The RSPB reserve on the dramatic chalk sea cliffs on the Yorkshire coast north of Bridlington. A modern visitor centre is strategically placed to obscure the Public Footpath so visitors unwittingly pay the £4 entry fee. All in a good cause though but I wish it was more transparent.
Lots of sea birds flying around and clinging precariously to the rock face but I don’t think many have laid yet. At one time seabird eggs would have a valuable food resource. The practice of climming involved being lowered down on ropes to collect the eggs. This provided quite a spectacle for Victorian tourists. Other tourists would hire boats to take them under the cliffs to take pot shots at the nesting birds. Some locals were however appalled at this slaughter and campaigned against the senseless killing. This lead eventually to the Seabird Preservation Act of 1869 the first act of Parliament to protect sea birds and which was superceded by the Protection of Birds Act 1954. This act also made egg collecting illegal thereby outlawing the practice of climming.
The end of a promontory, 1.5km long, protruding into the North Sea. The headland, Carr Naze, has attracted humans for thousands of years. Prehistoric flint tools have been found and the remains of a Roman watchtower. It is estimated the watchtower was 20m square and stood on a neck of land now a mere 3m wide. Such is the amount of erosion that has occured over the last two millenia.

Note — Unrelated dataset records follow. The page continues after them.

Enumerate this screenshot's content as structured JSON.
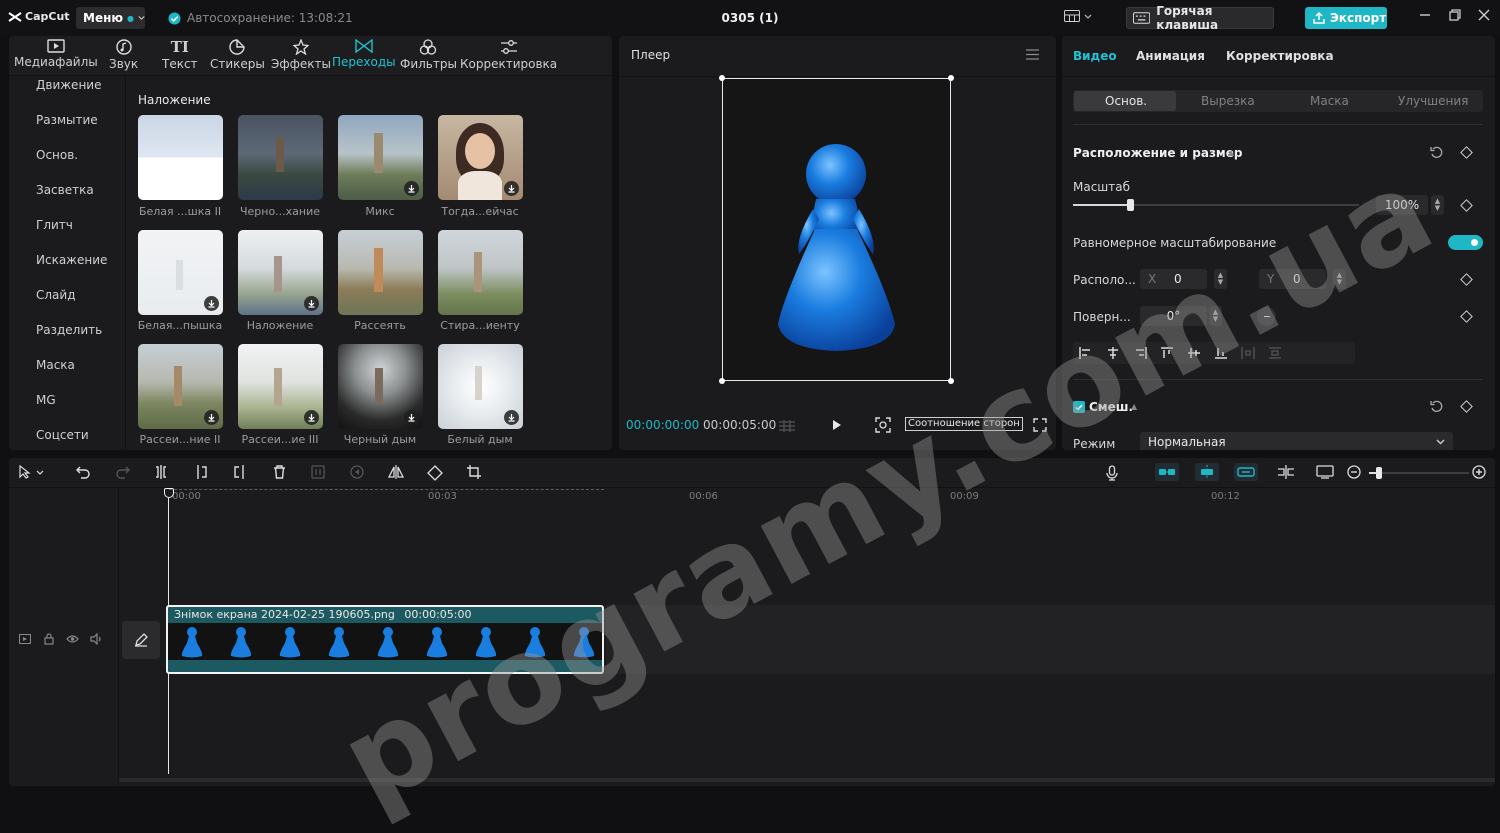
{
  "app": {
    "logo_text": "CapCut",
    "menu_label": "Меню",
    "autosave_text": "Автосохранение: 13:08:21",
    "project_title": "0305 (1)",
    "hotkey_label": "Горячая клавиша",
    "export_label": "Экспорт"
  },
  "media_toolbar": [
    {
      "label": "Медиафайлы",
      "icon": "media-icon"
    },
    {
      "label": "Звук",
      "icon": "audio-icon"
    },
    {
      "label": "Текст",
      "icon": "text-icon"
    },
    {
      "label": "Стикеры",
      "icon": "sticker-icon"
    },
    {
      "label": "Эффекты",
      "icon": "effects-icon"
    },
    {
      "label": "Переходы",
      "icon": "transitions-icon",
      "active": true
    },
    {
      "label": "Фильтры",
      "icon": "filters-icon"
    },
    {
      "label": "Корректировка",
      "icon": "adjust-icon"
    }
  ],
  "sidebar": [
    "Движение",
    "Размытие",
    "Основ.",
    "Засветка",
    "Глитч",
    "Искажение",
    "Слайд",
    "Разделить",
    "Маска",
    "MG",
    "Соцсети"
  ],
  "section_title": "Наложение",
  "transitions": [
    {
      "label": "Белая ...шка II",
      "download": false
    },
    {
      "label": "Черно...хание",
      "download": false
    },
    {
      "label": "Микс",
      "download": true
    },
    {
      "label": "Тогда...ейчас",
      "download": true
    },
    {
      "label": "Белая...пышка",
      "download": true
    },
    {
      "label": "Наложение",
      "download": true
    },
    {
      "label": "Рассеять",
      "download": false
    },
    {
      "label": "Стира...иенту",
      "download": false
    },
    {
      "label": "Рассеи...ние II",
      "download": true
    },
    {
      "label": "Рассеи...ие III",
      "download": true
    },
    {
      "label": "Черный дым",
      "download": true
    },
    {
      "label": "Белый дым",
      "download": true
    }
  ],
  "player": {
    "title": "Плеер",
    "current_time": "00:00:00:00",
    "total_time": "00:00:05:00",
    "ratio_label": "Соотношение сторон"
  },
  "inspector": {
    "tabs": [
      "Видео",
      "Анимация",
      "Корректировка"
    ],
    "subtabs": [
      "Основ.",
      "Вырезка",
      "Маска",
      "Улучшения"
    ],
    "position_size_title": "Расположение и размер",
    "scale_label": "Масштаб",
    "scale_value": "100%",
    "scale_fraction": 0.2,
    "uniform_scale_label": "Равномерное масштабирование",
    "uniform_scale_on": true,
    "position_label": "Располо...",
    "x_label": "X",
    "x_value": "0",
    "y_label": "Y",
    "y_value": "0",
    "rotation_label": "Поверн...",
    "rotation_value": "0°",
    "blend_title": "Смеш.",
    "mode_label": "Режим",
    "mode_value": "Нормальная"
  },
  "timeline": {
    "ruler": [
      "00:00",
      "00:03",
      "00:06",
      "00:09",
      "00:12"
    ],
    "clip_name": "Знімок екрана 2024-02-25 190605.png",
    "clip_duration": "00:00:05:00"
  },
  "watermark": "programy.com.ua",
  "colors": {
    "accent": "#1fb7c6",
    "clip_bg": "#1d5960",
    "figure_blue": "#1a7de0"
  }
}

I can’t believe it’s a year since the Tour de Yorkshire came through my village of Great Ayton. A bit further to travel this year but a pleasant ride along the Esk Valley to Robin Hood’s Bay. A tremendous atmosphere on the Cote de Robin Hood’s Bay, a 1.5km climb at 10.3%. Four or five riders had broken away, this is le peloton nearing the summit of Brow Top. I found out later watching the highlights on the tele there was a mega crash in Scarborough. I hope no one has been seriously injured.
The great scar of the alum workings on Carlton Bank, just beginning to regenerate but still large areas are sterile. In the distance across the yellow fields of rapeseed Roseberry can be seen, just a pimple on the horizon. The alum works date from 1680 and operated for almost 100 years until the price of alum became too low for the operation to be feasible. In the 19th century the area underwent a second major disturbance with jet mining. Nevertheless in 1997, prior to stabilisation work on the slope, an archaeological dig found the remains of steeping pits, cisterns and troughs. These were backfilled as a means of protecting the remains.
One of my DoE students asked me at the weekend where my favourite place to walk is. I replied with some naff comment that it was the last place I walked. But it got me thinking. For sure I live for the moment of where I happen to be but to return to my home hills after a spell away is particularly comforting and warm even when being battered by a wintry April shower.
The Australian Aboriginals and the Native American Indians both have their scared places. Such do not seem to appear in the British psyche; or perhaps they did long, long ago but have since been built on by churches, henges and tumuli. The Swedes have a nice idea, a personal special place: smultronställe which literally translates as “a place of wild strawberries”, I like that concept, an idyll to return to for solace and relaxation, where stress or sadness evaporate.
Now where is my smultonställe?
The north wind doth blow and we shall have snow so forecasted the Met Office. I thought they were being their usual pessimistic selves but there were patches of snow in the plantations around Cringle Moor this evening. In a breathing space between the April showers the last of the sun picks out the fields of rapeseed.
Thurkilsti, or Thurkill’s hill road as mentioned in Walter Espec’s grant of land to Rievaulx Abbey in 1145. An ancient route across the moors from Welburn and Skiplam descending here down Turkey Nab on its way to Ingleby Greenhow and Stokesley. The route is now classified as a Byway Open to All Traffic which makes it very popular with off road vehicles.
The wall corner is named as Park Corner on old Ordnance Survey maps, the corner of Park Plantation. The blip on the horizon is Roseberry Topping, mostly hidden behind Easby Moor.